> Given records:
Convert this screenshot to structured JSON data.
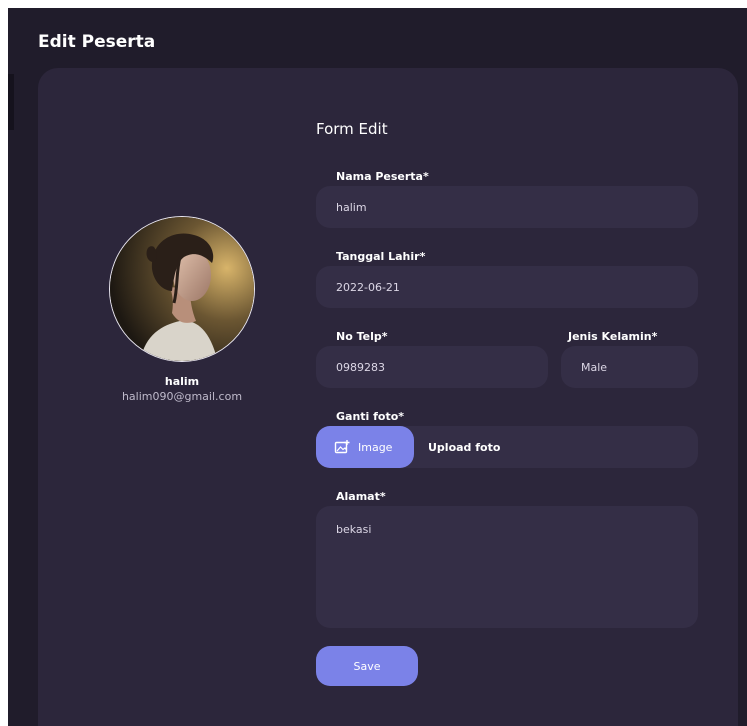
{
  "page": {
    "title": "Edit Peserta"
  },
  "profile": {
    "name": "halim",
    "email": "halim090@gmail.com"
  },
  "form": {
    "title": "Form Edit",
    "nama": {
      "label": "Nama Peserta*",
      "value": "halim"
    },
    "tanggal": {
      "label": "Tanggal Lahir*",
      "value": "2022-06-21"
    },
    "telp": {
      "label": "No Telp*",
      "value": "0989283"
    },
    "gender": {
      "label": "Jenis Kelamin*",
      "value": "Male"
    },
    "foto": {
      "label": "Ganti foto*",
      "button": "Image",
      "hint": "Upload foto",
      "icon": "image-add-icon"
    },
    "alamat": {
      "label": "Alamat*",
      "value": "bekasi"
    },
    "save_label": "Save"
  },
  "colors": {
    "background": "#201c2b",
    "card": "#2c263b",
    "field": "#342e46",
    "accent": "#7b82e8"
  }
}
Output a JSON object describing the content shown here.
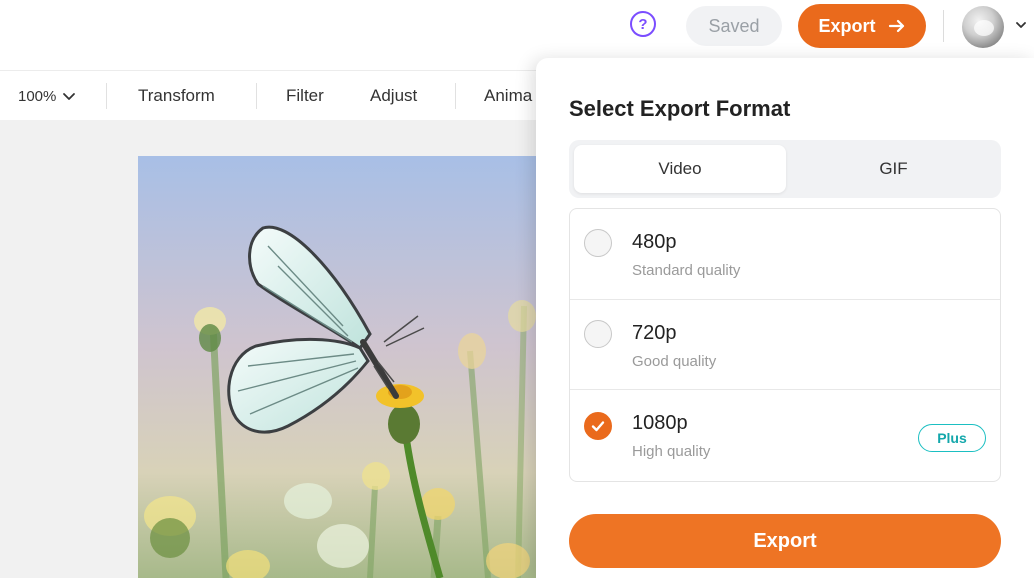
{
  "header": {
    "help_icon": "question-circle-icon",
    "help_glyph": "?",
    "saved_label": "Saved",
    "export_label": "Export",
    "export_icon": "arrow-right-icon",
    "avatar_icon": "user-avatar",
    "avatar_caret_icon": "chevron-down-icon"
  },
  "toolbar": {
    "zoom_value": "100%",
    "zoom_caret_icon": "chevron-down-icon",
    "items": [
      "Transform",
      "Filter",
      "Adjust",
      "Anima"
    ]
  },
  "canvas": {
    "image": "butterfly-on-flower-photo"
  },
  "export_panel": {
    "title": "Select Export Format",
    "tabs": [
      {
        "label": "Video",
        "active": true
      },
      {
        "label": "GIF",
        "active": false
      }
    ],
    "options": [
      {
        "resolution": "480p",
        "description": "Standard quality",
        "selected": false,
        "badge": ""
      },
      {
        "resolution": "720p",
        "description": "Good quality",
        "selected": false,
        "badge": ""
      },
      {
        "resolution": "1080p",
        "description": "High quality",
        "selected": true,
        "badge": "Plus"
      }
    ],
    "export_button_label": "Export"
  },
  "colors": {
    "accent_orange": "#ea6a1c",
    "help_purple": "#7b4dff",
    "plus_teal": "#1bbfc2"
  }
}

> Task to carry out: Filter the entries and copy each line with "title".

> Reply:
    "title": "Edit Peserta"
    "title": "Form Edit",
    "title": "Select Export Format",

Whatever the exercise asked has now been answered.